## ABOUT THIS EXERCISE
Pull every line with "username" from the data.

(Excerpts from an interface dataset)
==========

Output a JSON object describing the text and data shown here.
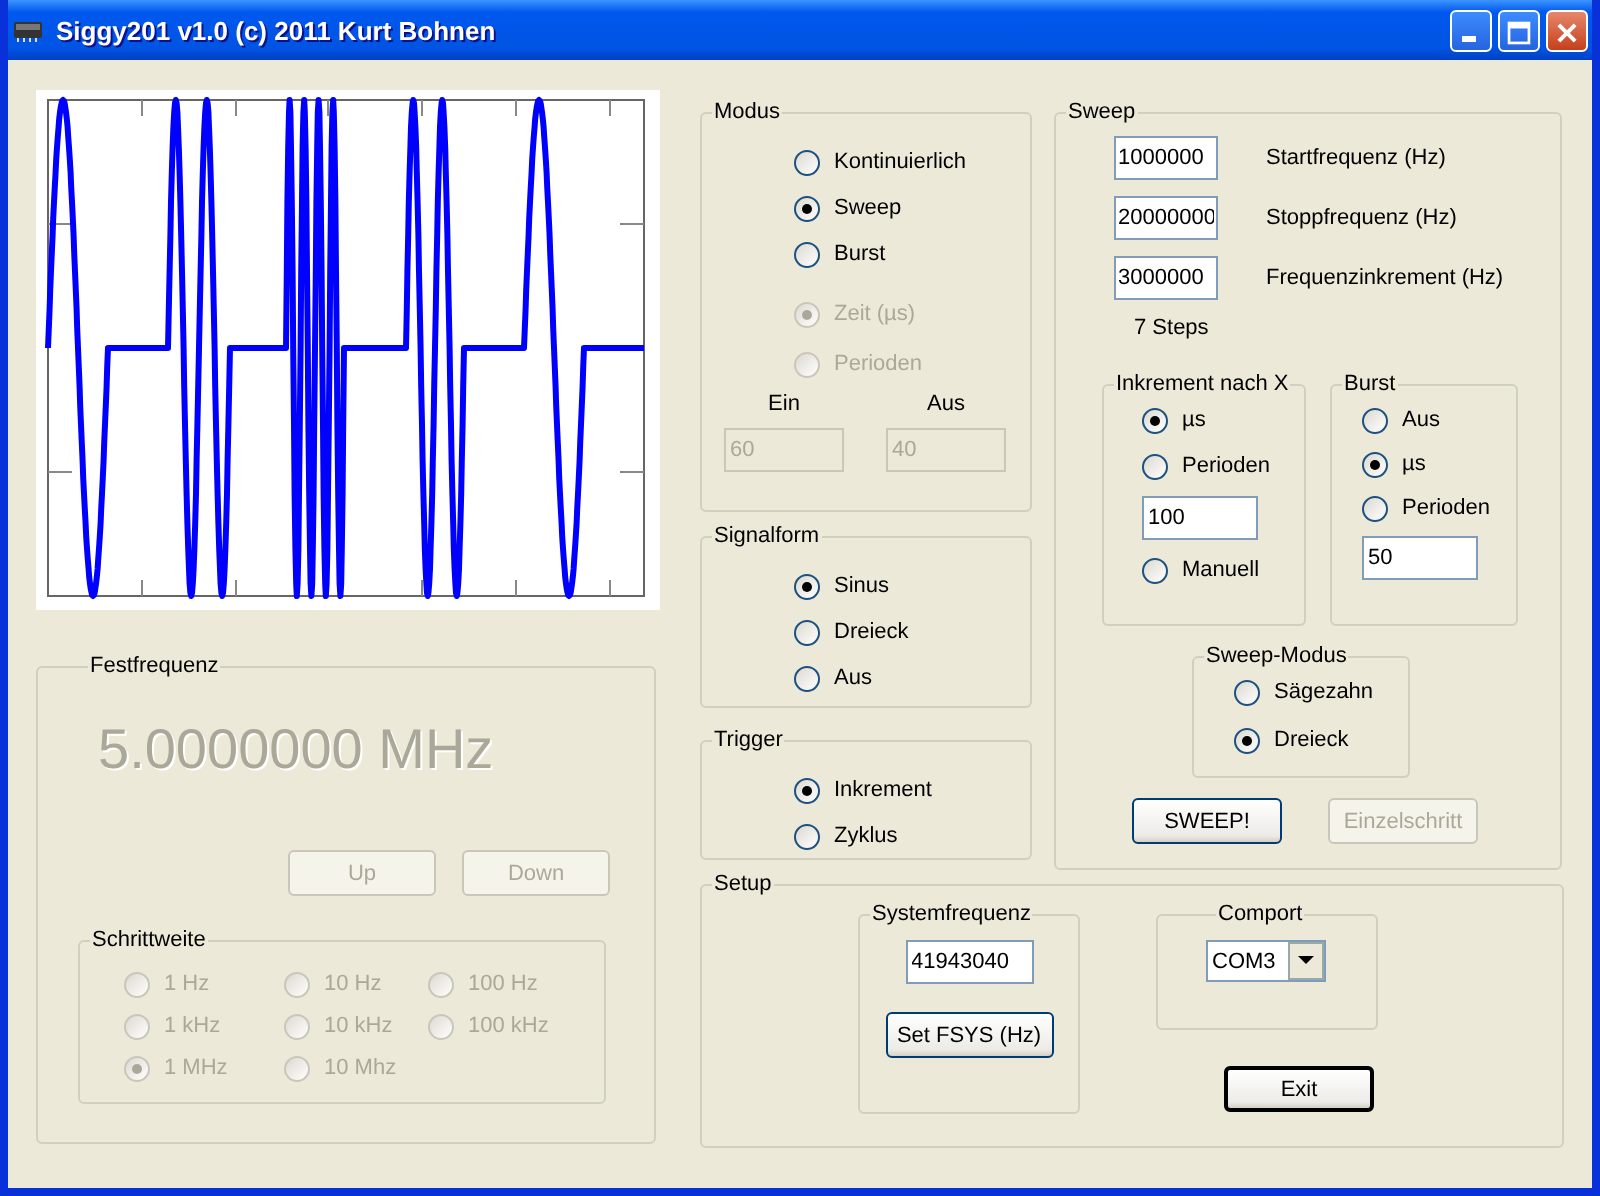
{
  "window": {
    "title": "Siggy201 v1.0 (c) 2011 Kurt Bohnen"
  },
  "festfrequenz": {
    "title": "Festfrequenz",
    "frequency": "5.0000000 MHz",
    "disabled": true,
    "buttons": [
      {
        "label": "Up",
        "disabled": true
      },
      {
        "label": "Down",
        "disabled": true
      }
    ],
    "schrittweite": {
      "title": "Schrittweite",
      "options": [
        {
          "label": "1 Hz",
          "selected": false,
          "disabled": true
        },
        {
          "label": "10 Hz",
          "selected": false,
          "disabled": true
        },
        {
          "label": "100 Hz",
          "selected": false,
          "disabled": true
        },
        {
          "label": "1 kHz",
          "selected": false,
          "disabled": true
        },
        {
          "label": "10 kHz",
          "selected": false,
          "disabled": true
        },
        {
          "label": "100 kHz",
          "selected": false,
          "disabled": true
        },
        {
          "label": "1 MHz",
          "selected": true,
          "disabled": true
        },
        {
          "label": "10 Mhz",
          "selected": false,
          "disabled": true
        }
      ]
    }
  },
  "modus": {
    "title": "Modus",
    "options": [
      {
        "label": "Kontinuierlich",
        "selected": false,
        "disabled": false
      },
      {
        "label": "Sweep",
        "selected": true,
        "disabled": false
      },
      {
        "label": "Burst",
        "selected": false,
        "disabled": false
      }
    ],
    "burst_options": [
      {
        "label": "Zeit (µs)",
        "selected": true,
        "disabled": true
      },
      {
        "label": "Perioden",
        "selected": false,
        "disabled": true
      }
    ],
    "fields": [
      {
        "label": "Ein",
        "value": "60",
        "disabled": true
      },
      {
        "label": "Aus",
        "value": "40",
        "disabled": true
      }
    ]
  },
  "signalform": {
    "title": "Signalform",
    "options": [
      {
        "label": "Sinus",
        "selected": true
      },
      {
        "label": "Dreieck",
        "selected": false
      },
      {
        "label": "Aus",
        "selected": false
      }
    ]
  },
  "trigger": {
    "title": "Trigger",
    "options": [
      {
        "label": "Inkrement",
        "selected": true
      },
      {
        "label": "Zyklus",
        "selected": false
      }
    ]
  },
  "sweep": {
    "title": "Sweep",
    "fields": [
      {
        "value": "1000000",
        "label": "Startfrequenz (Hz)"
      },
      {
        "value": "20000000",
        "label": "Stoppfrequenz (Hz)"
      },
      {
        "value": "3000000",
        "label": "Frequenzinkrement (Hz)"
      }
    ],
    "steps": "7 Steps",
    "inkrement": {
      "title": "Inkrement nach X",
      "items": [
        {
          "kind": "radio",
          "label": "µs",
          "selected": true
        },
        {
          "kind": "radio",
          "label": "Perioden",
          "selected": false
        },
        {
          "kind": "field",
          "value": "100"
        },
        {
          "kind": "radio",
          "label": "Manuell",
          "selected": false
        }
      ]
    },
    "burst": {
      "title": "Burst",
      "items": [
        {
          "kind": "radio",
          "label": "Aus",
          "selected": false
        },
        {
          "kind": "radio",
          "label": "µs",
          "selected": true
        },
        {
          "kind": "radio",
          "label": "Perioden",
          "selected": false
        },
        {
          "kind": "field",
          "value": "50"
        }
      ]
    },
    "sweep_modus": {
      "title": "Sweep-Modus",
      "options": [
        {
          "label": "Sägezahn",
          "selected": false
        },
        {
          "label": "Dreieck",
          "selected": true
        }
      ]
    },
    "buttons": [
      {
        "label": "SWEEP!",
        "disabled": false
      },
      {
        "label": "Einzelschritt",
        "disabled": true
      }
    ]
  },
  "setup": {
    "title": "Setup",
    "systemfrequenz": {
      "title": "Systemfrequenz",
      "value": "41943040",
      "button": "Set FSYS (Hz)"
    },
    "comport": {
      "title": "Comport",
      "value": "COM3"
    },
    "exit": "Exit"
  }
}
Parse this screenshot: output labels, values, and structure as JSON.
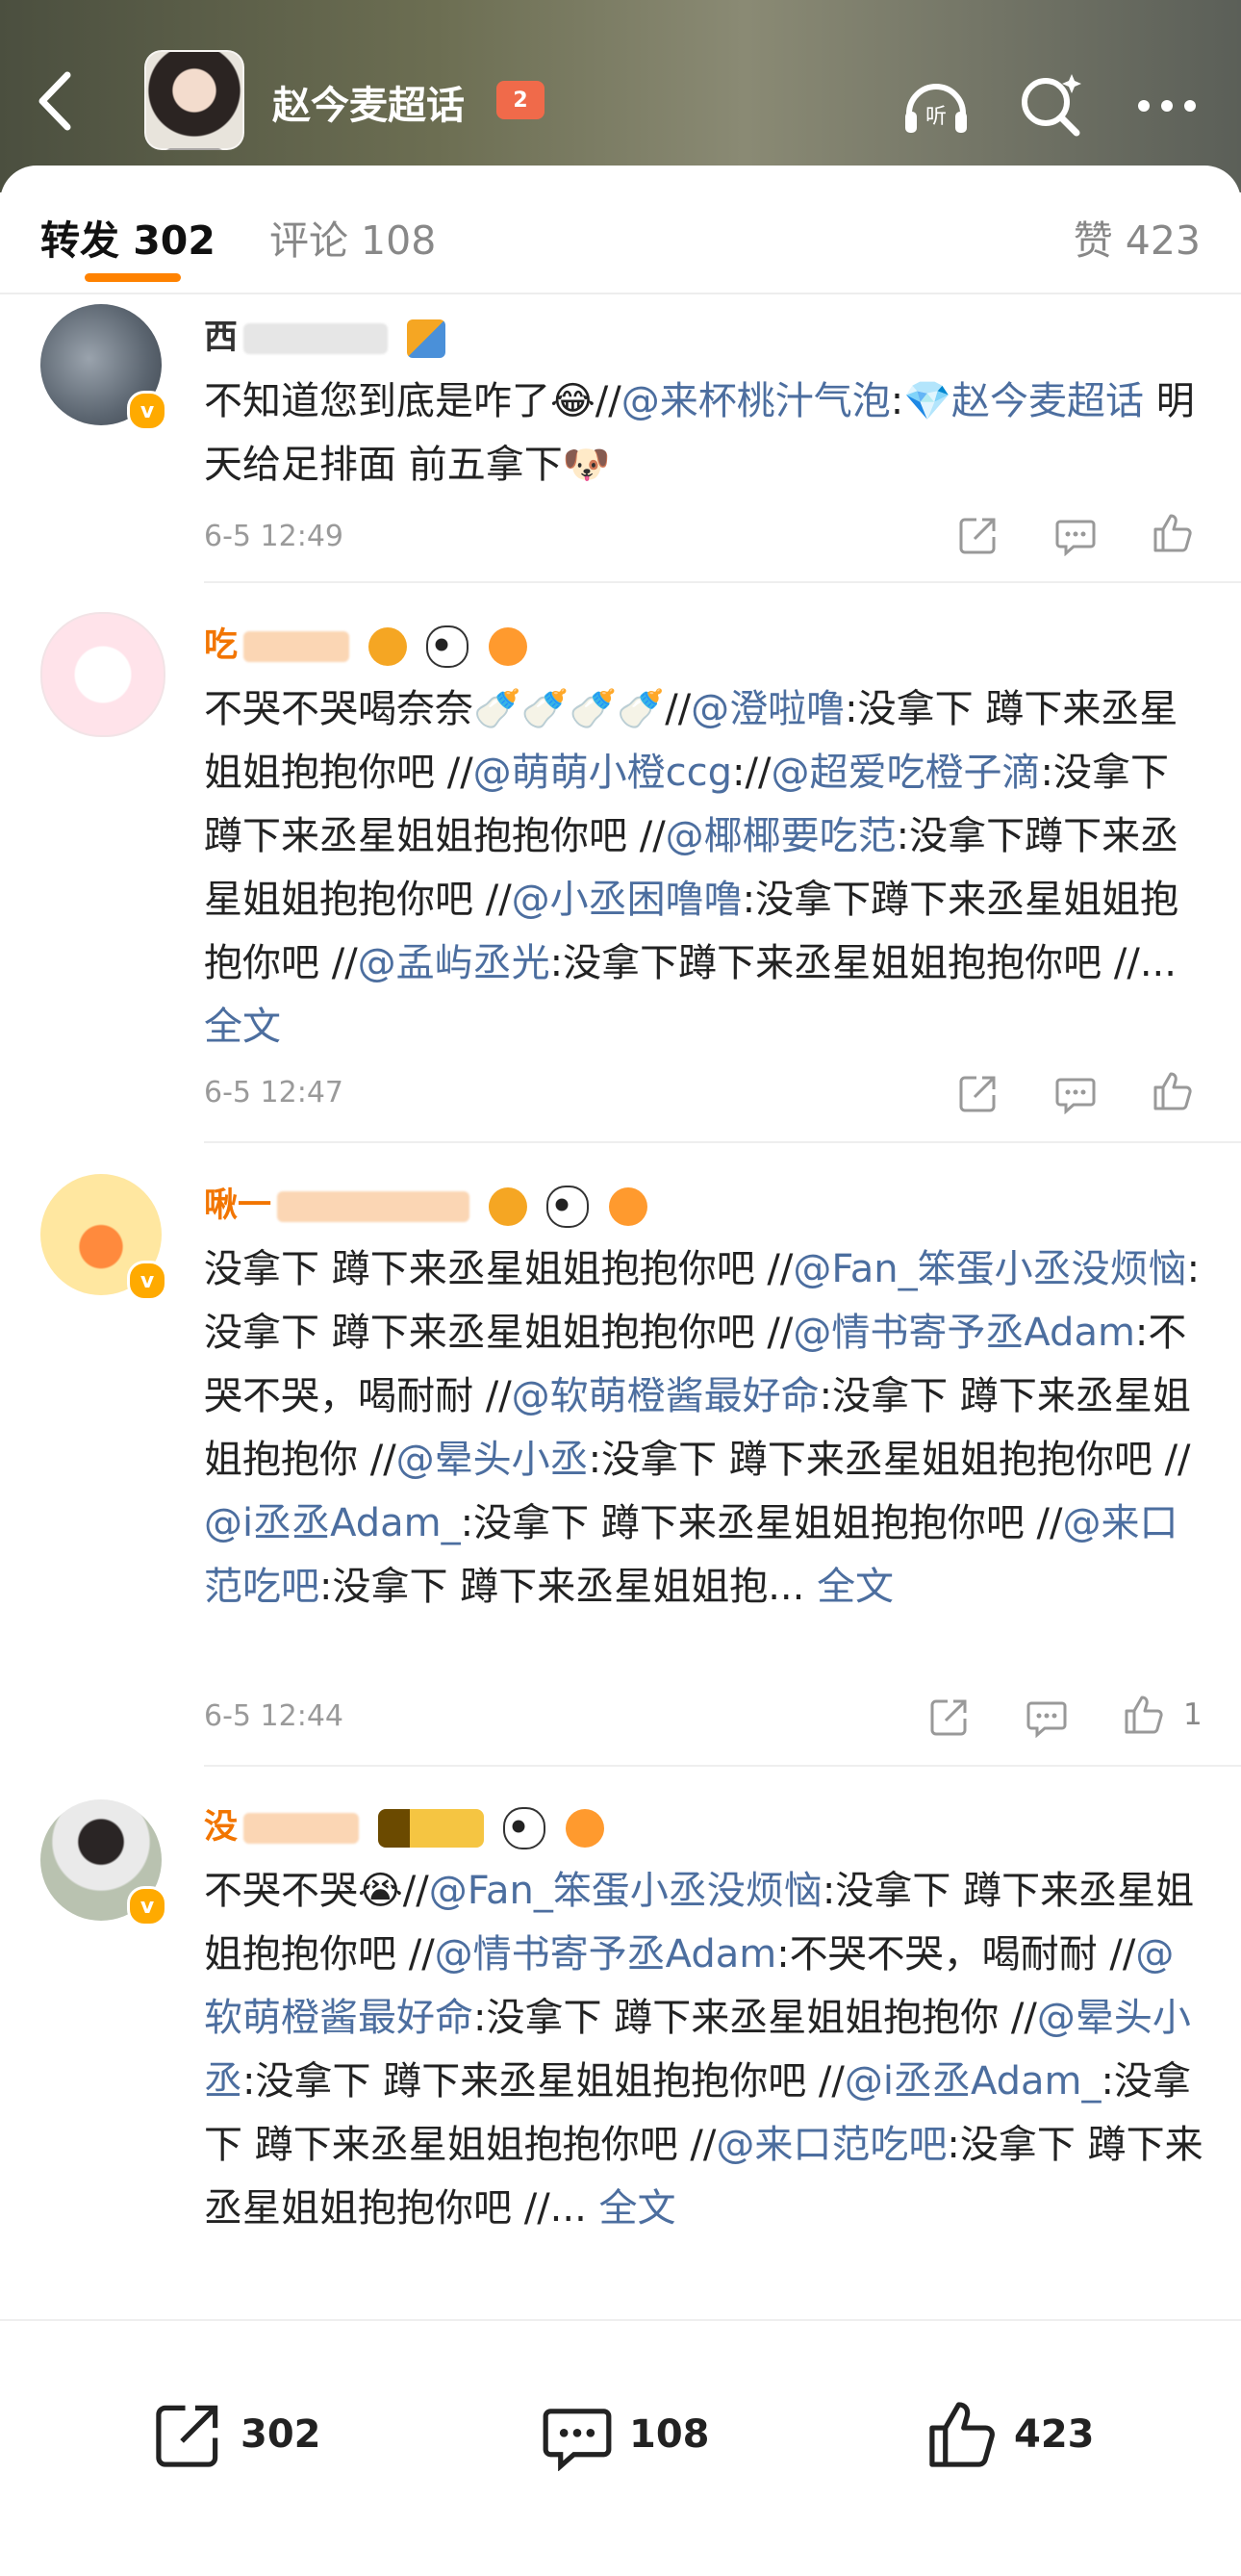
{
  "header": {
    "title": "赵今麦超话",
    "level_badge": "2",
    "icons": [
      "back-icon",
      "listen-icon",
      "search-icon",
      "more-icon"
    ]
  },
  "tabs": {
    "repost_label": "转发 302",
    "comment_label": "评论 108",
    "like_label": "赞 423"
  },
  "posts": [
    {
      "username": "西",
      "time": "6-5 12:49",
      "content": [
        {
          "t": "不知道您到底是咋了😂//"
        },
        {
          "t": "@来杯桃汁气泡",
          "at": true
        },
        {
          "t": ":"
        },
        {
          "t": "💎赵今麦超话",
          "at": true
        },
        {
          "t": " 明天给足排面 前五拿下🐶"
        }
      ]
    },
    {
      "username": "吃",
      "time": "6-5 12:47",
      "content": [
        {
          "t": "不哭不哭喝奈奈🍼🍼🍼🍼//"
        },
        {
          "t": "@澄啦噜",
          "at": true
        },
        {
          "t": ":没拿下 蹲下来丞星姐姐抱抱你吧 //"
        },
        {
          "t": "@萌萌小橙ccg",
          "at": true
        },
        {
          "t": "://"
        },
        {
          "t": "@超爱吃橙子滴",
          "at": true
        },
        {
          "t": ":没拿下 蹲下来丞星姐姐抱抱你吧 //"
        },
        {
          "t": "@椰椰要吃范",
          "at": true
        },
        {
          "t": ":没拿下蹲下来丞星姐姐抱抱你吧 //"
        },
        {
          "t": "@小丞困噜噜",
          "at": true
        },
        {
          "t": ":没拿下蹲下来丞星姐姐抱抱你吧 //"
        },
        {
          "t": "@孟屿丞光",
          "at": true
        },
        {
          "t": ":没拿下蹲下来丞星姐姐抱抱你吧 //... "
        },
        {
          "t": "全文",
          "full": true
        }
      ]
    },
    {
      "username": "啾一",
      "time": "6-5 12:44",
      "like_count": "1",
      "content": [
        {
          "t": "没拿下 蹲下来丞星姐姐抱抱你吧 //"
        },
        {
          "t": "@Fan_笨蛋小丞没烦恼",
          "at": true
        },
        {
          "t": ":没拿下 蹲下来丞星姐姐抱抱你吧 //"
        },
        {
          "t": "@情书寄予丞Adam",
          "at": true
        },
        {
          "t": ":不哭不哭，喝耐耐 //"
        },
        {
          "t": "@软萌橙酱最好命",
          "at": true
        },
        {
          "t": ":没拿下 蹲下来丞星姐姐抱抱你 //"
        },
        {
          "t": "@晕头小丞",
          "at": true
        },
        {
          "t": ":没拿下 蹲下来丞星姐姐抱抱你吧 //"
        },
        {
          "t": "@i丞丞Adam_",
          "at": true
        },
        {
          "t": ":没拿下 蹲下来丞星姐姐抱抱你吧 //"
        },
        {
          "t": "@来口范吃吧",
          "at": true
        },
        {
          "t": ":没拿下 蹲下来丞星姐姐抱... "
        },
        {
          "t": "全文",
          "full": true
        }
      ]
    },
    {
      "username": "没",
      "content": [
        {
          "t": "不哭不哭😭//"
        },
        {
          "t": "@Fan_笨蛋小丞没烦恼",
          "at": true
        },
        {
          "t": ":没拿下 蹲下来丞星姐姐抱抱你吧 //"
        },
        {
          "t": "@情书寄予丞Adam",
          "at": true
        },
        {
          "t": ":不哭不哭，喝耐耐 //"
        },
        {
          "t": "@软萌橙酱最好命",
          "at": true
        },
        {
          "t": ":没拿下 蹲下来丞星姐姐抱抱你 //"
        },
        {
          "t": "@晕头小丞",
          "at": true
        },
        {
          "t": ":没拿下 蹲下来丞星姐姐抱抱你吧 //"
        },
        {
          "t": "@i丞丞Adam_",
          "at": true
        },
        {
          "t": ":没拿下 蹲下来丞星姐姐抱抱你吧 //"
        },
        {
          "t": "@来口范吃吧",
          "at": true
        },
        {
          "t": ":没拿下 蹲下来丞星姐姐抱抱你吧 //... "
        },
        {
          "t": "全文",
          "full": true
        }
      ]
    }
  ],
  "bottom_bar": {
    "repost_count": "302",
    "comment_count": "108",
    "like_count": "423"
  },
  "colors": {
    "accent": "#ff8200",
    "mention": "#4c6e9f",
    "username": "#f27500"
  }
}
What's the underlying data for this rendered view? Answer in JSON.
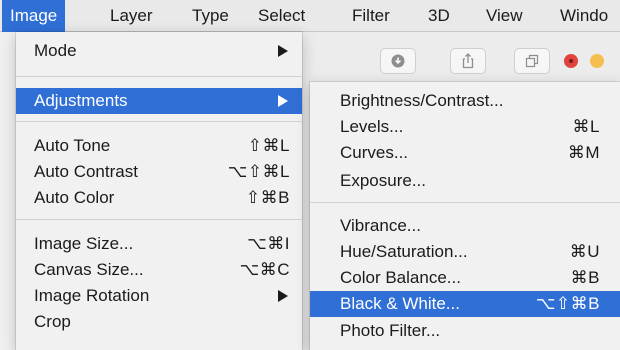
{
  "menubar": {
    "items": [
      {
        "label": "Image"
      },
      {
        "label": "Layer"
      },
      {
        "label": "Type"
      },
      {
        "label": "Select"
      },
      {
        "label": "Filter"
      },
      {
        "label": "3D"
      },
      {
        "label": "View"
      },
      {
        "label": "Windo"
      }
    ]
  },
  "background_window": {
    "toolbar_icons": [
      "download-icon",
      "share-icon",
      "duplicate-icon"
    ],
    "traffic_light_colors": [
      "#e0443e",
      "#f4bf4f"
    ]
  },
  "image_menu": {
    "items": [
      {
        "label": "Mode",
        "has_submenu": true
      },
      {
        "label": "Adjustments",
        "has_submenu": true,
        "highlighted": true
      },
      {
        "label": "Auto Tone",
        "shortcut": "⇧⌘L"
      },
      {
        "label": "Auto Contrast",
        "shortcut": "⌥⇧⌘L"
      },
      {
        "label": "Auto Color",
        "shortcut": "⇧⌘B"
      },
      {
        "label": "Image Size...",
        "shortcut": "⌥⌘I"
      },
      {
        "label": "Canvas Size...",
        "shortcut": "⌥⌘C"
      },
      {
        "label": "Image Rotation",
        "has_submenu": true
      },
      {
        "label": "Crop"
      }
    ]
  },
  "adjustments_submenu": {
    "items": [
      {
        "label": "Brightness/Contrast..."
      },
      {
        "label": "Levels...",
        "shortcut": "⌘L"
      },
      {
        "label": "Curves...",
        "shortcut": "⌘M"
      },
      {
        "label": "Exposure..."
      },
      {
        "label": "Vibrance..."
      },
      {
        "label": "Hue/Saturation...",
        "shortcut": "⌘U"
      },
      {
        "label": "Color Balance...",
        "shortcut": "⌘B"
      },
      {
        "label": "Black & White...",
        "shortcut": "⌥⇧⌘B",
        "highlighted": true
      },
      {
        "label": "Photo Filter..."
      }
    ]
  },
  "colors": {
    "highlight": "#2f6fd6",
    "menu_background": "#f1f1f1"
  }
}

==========

## TASK RESPONSE
      "username": "西",
      "username": "吃",
      "username": "啾一",
      "username": "没",
    "username": "#f27500"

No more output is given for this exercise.